Immunophenotype and Electron Microscopy
The histiocytes present in JXG stain positively for CD68, CD163, CD4, CD14, Factor XIIIa, HLA-DR, fascin, vimentin, and lysozyme and are negative for CD1a and langerin. The histiocytes are usually negative for S100 but may be positive in some cases. Ultrastructural examination of mature lesions shows lipid vacuoles, lysosomes, cholesterol clefts, comma-shaped bodies, and myeloid bodies within the histiocytes. No Birbeck granules are present.32
A common differential diagnosis is Langerhans cell histiocytosis (LCH) and the distinction between JXG and LCH can be quite difficult.
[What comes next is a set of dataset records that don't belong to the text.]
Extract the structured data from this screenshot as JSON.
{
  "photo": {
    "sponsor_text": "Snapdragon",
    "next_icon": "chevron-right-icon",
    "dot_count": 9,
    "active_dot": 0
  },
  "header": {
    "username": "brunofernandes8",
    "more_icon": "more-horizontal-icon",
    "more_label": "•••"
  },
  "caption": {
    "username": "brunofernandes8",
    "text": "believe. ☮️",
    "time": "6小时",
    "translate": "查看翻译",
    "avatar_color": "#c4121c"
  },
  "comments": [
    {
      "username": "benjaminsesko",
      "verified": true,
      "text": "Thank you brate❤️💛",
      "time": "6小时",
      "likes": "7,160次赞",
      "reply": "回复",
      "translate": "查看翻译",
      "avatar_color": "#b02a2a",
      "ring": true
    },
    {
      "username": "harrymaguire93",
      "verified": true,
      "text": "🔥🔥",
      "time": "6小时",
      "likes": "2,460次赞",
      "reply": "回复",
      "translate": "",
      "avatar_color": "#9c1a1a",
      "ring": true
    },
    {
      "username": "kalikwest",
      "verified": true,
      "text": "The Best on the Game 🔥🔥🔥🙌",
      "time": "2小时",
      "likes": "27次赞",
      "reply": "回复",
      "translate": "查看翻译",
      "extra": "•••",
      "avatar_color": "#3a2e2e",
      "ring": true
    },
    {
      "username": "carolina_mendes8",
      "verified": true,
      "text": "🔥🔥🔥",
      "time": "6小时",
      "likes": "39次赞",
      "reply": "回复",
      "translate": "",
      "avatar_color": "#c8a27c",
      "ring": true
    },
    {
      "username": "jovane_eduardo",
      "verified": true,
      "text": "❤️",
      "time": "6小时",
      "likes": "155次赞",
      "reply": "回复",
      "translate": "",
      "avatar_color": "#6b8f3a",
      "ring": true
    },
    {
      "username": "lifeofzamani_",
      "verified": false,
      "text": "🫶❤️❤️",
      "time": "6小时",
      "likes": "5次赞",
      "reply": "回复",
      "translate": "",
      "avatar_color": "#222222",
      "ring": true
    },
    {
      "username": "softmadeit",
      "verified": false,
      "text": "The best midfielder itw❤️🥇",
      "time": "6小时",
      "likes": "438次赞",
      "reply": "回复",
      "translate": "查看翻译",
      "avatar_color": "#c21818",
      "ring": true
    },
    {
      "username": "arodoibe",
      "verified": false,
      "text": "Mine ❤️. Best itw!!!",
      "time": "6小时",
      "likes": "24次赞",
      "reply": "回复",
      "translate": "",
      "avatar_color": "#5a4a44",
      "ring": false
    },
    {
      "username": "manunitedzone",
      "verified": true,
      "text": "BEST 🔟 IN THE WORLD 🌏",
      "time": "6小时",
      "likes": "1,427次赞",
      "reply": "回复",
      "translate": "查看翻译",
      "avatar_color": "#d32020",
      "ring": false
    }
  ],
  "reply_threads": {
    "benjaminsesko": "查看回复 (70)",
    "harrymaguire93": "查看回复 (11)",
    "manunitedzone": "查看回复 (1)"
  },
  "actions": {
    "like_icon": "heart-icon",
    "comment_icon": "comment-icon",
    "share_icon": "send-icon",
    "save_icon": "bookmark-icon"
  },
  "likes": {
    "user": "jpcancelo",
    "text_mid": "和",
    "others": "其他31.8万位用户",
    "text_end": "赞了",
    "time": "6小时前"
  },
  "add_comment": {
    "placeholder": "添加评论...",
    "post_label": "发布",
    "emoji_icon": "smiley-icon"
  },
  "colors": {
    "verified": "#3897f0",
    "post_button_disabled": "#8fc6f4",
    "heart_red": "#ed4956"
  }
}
Similar to JXG, LCH encompasses a spectrum of diseases with overlapping clinical and histologic findings. Cutaneous involvement often presents in infants with a refractile dermatitis in a seborrheic distribution; petechiae, papules, nodules, or ulceration may be present. Histopathologic examination reveals a proliferation of histiocytes with lobulated, reniform, or “coffee-bean” nuclei within the papillary dermis. The histiocytes in LCH may infiltrate the epidermis but rarely involve the reticular dermis. However, despite these distinctions, immunohistochemical stains are often needed in order to distinguish these entities. In contrast to the histiocytes within JXG, Langerhans cells are positive for S100, CD1a, and langerin. While rarely JXG can contain S100+ cells, CD1a and langerin are negative in JXG. The presence of Birbeck granules by ultrastructural examination helps distinguish LCH from JXG.
In some instances, there may be histologic overlap between JXG and dermatofibroma. Dermatofibromas are benign, asymptomatic tan-pink papules typically present on the extremities of older children or adults. Histologically, the lipidized variant of dermatofibroma contains numerous large, foamy cells and Touton-like giant cells, reminiscent of JXG (Fig. 69-3A and B). However, areas of spindle cells in a whorled or storiform pattern may be present and collagen trapping can be seen at the periphery of the lesion (Fig. 69-3C). Furthermore, dermatofibromas tend to have overlying epidermal changes, such as acanthosis, hyperpigmentation of epidermal basal cells, or folliculosebaceous induction, and often contain hemosiderin. Both lesions can be positive for Factor XIIIa, but dermatofibromas are usually negative or only weakly positive for CD68.10
Reticulohistiocytoma also presents clinically as a solitary, firm, dermal lesion (often less than 1 cm in diameter) on the trunk or extremity. The histopathologic findings of reticulohistiocytoma, including the presence of densely eosinophilic “ground glass” or “oncocytic” cytoplasm, usually allow easy distinction from JXG; however, there may be immunohistochemical overlap between these lesions as the reticulohistiocytomas are also positive for CD68 and CD163, negative for CD1a, and often negative for S100.